[Task to carry out] Would you please copy each line below that includes the string "Double"?

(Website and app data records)
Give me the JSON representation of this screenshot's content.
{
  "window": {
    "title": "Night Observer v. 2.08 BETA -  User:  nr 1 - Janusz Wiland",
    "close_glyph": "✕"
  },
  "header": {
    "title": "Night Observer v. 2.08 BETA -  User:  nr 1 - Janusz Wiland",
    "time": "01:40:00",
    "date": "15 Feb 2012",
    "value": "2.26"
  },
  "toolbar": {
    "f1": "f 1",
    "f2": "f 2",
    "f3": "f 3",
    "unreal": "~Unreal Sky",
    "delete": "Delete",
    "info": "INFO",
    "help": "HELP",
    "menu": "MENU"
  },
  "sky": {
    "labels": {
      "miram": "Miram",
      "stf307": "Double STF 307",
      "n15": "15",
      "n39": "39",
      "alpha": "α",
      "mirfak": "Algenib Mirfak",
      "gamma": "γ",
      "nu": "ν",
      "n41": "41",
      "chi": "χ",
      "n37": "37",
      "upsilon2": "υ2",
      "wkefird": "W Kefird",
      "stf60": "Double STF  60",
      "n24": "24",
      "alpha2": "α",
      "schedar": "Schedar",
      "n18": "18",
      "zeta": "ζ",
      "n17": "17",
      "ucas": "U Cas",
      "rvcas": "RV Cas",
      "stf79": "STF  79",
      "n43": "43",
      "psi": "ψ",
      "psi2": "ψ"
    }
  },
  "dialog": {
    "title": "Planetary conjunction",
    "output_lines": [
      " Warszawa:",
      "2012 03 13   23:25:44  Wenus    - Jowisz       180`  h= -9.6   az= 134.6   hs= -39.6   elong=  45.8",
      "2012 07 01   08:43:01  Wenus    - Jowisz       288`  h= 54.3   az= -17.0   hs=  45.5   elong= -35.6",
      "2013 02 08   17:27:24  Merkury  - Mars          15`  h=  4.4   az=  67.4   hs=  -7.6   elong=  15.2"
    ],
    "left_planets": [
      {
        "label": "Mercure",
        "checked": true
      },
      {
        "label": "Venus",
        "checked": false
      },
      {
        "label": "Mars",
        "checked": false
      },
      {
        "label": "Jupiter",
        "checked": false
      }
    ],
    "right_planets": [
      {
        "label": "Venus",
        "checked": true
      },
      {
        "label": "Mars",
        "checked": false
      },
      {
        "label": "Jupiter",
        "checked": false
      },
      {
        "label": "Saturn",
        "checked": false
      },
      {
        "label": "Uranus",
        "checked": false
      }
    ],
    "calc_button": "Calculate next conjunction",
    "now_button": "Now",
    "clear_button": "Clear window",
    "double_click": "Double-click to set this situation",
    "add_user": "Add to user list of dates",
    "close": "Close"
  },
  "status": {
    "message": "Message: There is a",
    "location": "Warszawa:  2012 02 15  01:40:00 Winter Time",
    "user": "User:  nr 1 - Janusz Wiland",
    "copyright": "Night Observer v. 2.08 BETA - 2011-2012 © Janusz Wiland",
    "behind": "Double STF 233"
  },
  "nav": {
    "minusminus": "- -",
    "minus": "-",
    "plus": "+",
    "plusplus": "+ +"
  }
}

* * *

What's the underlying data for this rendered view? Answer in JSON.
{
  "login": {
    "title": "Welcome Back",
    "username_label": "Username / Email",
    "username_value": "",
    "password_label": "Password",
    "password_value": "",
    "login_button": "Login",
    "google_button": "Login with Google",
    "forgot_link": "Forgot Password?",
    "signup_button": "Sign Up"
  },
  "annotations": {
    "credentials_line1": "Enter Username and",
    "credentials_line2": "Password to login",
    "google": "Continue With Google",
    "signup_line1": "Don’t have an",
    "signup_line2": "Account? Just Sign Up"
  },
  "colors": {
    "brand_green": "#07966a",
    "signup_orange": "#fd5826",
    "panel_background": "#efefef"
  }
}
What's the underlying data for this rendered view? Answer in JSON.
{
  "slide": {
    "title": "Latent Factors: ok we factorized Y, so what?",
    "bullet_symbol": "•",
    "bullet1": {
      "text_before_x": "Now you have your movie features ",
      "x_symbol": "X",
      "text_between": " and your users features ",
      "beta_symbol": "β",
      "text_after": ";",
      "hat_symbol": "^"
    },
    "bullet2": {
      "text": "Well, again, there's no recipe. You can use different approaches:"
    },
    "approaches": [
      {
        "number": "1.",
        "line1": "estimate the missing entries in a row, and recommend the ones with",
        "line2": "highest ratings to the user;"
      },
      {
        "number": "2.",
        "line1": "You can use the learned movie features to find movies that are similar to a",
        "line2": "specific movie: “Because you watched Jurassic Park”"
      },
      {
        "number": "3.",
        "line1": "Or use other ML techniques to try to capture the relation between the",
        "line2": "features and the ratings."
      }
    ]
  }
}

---

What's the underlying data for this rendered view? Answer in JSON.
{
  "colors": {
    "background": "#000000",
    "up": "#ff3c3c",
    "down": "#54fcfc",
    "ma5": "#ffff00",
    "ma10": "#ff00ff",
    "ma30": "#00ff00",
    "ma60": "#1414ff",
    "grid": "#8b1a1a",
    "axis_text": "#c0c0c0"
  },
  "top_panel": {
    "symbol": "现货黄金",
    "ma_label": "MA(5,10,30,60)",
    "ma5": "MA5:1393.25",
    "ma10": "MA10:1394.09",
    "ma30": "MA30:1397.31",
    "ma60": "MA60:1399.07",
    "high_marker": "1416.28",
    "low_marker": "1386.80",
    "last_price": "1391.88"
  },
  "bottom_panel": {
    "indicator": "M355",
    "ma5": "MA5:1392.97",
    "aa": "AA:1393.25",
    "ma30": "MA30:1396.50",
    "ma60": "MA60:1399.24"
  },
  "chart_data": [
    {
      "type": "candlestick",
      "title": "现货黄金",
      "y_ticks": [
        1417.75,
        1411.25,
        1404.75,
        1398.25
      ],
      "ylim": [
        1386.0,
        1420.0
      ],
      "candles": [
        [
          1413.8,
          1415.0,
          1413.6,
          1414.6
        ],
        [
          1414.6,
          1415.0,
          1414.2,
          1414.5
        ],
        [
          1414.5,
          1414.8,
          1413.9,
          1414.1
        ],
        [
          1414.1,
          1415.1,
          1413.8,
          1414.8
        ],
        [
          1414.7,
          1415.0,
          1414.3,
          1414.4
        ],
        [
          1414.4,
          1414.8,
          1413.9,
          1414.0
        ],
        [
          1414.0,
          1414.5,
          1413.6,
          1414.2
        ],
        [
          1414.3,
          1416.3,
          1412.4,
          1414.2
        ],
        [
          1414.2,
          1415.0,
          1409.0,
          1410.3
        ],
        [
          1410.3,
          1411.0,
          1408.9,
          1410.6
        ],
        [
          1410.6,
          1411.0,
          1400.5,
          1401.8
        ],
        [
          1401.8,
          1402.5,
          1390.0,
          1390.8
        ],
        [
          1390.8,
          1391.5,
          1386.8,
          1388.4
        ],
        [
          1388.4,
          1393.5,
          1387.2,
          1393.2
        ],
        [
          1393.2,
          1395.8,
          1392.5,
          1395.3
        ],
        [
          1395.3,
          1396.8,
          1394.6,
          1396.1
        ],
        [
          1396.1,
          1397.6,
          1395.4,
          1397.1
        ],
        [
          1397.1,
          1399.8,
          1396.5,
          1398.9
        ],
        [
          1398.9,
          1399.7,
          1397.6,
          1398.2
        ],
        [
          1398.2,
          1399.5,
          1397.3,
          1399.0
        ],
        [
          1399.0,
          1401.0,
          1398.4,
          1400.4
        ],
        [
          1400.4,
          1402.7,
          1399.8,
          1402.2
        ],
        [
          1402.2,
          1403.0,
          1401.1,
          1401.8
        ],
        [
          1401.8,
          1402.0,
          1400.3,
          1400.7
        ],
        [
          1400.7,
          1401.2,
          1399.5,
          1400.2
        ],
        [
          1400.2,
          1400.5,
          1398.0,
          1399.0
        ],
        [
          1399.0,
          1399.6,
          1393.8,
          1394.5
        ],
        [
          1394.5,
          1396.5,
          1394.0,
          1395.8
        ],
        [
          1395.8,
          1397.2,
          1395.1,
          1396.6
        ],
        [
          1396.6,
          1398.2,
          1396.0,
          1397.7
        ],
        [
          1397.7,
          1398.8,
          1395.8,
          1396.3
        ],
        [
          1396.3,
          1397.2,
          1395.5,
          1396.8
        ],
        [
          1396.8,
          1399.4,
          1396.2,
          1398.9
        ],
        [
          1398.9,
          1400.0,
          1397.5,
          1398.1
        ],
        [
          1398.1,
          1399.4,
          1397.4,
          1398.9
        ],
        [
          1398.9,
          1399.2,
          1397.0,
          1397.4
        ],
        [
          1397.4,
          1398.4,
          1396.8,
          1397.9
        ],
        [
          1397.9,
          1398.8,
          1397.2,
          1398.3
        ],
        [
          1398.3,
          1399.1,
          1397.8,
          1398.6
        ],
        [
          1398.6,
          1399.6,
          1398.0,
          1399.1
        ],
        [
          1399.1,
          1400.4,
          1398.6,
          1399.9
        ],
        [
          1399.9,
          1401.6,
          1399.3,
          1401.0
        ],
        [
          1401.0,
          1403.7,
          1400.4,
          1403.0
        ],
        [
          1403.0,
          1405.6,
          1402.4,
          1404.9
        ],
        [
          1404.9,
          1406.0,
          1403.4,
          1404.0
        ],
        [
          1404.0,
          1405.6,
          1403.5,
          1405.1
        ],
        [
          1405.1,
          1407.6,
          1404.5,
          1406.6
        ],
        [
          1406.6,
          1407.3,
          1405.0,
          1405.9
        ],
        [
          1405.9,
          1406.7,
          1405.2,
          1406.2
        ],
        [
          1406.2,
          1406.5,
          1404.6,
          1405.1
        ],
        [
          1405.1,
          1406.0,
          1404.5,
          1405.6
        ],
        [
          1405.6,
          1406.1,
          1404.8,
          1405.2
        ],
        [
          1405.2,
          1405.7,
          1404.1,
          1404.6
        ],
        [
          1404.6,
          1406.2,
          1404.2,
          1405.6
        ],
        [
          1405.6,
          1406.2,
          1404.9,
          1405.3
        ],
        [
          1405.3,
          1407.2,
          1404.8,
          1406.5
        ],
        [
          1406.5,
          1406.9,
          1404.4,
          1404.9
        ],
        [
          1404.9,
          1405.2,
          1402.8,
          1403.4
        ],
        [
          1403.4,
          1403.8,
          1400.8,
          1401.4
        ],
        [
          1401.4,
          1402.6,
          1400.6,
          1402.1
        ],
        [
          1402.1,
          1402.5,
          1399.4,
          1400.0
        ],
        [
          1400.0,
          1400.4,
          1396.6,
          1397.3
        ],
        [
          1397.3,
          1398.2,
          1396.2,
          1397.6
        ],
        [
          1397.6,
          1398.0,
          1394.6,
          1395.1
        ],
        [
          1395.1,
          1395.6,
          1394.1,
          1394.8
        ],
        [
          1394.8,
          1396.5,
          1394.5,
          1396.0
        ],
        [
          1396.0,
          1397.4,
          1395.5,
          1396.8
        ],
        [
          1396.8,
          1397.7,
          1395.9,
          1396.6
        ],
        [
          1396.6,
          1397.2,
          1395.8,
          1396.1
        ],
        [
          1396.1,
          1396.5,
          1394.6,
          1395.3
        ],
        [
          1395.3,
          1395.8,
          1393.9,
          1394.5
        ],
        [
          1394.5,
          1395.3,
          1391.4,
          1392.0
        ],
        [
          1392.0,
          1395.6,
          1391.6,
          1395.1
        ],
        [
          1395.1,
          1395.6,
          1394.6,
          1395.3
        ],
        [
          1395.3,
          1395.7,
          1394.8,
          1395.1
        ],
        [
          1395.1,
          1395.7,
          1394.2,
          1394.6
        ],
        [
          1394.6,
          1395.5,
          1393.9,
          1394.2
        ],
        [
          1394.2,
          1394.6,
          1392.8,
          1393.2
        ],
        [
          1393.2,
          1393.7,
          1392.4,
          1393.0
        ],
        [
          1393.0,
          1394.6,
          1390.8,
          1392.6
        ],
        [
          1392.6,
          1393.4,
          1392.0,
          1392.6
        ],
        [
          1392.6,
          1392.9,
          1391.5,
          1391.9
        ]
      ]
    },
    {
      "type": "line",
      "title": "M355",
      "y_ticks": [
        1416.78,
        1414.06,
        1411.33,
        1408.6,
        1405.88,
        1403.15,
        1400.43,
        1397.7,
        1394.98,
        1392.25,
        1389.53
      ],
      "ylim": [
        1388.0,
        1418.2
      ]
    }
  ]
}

[Written answer]
      "stf307": "Double STF 307",
      "stf60": "Double STF  60",
    "double_click": "Double-click to set this situation",
    "behind": "Double STF 233"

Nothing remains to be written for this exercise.